Trying to respond to a high demand for English instruction, English schools pop up  everywhere, without a proper control from the government in relation to  the educational background of the teachers  who will work in such schools.  Called  “cursos livres” by the Ministry of Education, they are not part of the regular school system, which means they don’t follow any specific regulations . Since there is no criterium regarding the teaching of English in preschools and day care centers, a theoretical background is many times substituted by the  teachers’...

I was supposed to have published this post on May the 01st. As I knew I was going to be in João Pessoa for the 14th BRAZ-TESOL International Conference, I really wanted my post to be about teacher development – mainly about attending conferences. I had even read some articles and blog posts on it in order to find inspiration for my post (“Teacher Development belongs to Teachers” by Willy C. Cardoso, “Attending Conferences” by James Taylor, “7 things about reflecting on conference presentations” by Willy C. Cardoso, “Teachers...

Should we adopt a BYOD model where students bring their own devices to class or a 1:1 program where the school provides each student with one tablet? Before making the investment in technology, I believe there are some important points to consider.
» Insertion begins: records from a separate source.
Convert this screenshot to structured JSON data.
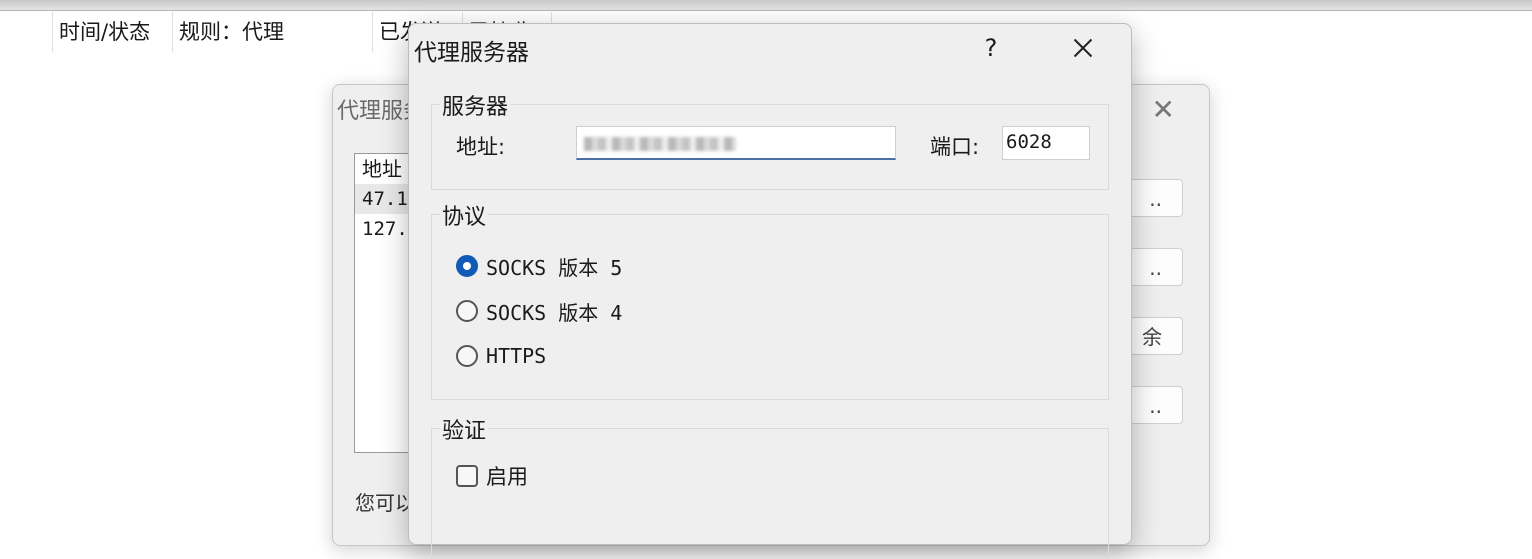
{
  "background_list": {
    "headers": [
      "时间/状态",
      "规则：代理",
      "已发送",
      "已接收"
    ]
  },
  "background_dialog": {
    "title": "代理服务器",
    "list_header": "地址",
    "rows": [
      "47.1",
      "127."
    ],
    "buttons": [
      "..",
      "..",
      "余",
      ".."
    ],
    "footer_text": "您可以"
  },
  "dialog": {
    "title": "代理服务器",
    "help": "?",
    "server": {
      "legend": "服务器",
      "address_label": "地址:",
      "address_value": "",
      "port_label": "端口:",
      "port_value": "6028"
    },
    "protocol": {
      "legend": "协议",
      "options": [
        {
          "label": "SOCKS 版本 5",
          "selected": true
        },
        {
          "label": "SOCKS 版本 4",
          "selected": false
        },
        {
          "label": "HTTPS",
          "selected": false
        }
      ]
    },
    "auth": {
      "legend": "验证",
      "enable_label": "启用",
      "enabled": false
    }
  }
}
I start our reflection with a quote by Chris Lehman (2010), where he says: "Technology should be like oxygen: ubiquitous, necessary and invisible." And what does he mean by that? We can't see oxygen, but it's everywhere. We breathe in and out and don't even notice it....

Hello everyone! I want to start this month’s post apologizing for my… silence last month. I’ve got only myself to blame – anyone writing about organization skills out there? – and can just promise it won’t happen again. Scout’s honor. So let me pick up from where we left off last time:  I ended by asking you whether you’d feel insulted if someone (a teacher trainer, a colleague, your coordinator) told you you had to work on your English. There weren’t many replies, I’m afraid, but the very few people...

We often discuss the challenges of giving feedback and how important it is to let people know how they are doing. As language teachers, we talk about feedback to students, addressing their performance inside and outside the class, covering features of language and behaviour. We believe that students can use this information to become more competent and proficient. As trainers, we discuss the effects and the importance of feedback to teachers and how it can influence one’s professional development. However, when it comes to being on the other...

In a plenary delivered at a symposium in Turkey in December 2012, Lindsay Clandfield talked about education and how things have changed (especially because of technology, globalization and the how both have changed social and work relations and demands.) He talked about how experts, academics and everybody else connected to education said there had to be big changes in education, in the way people teach (because learning has changed, the demands and needs of learners have changed) and that we are on the brink of major changes.  Up...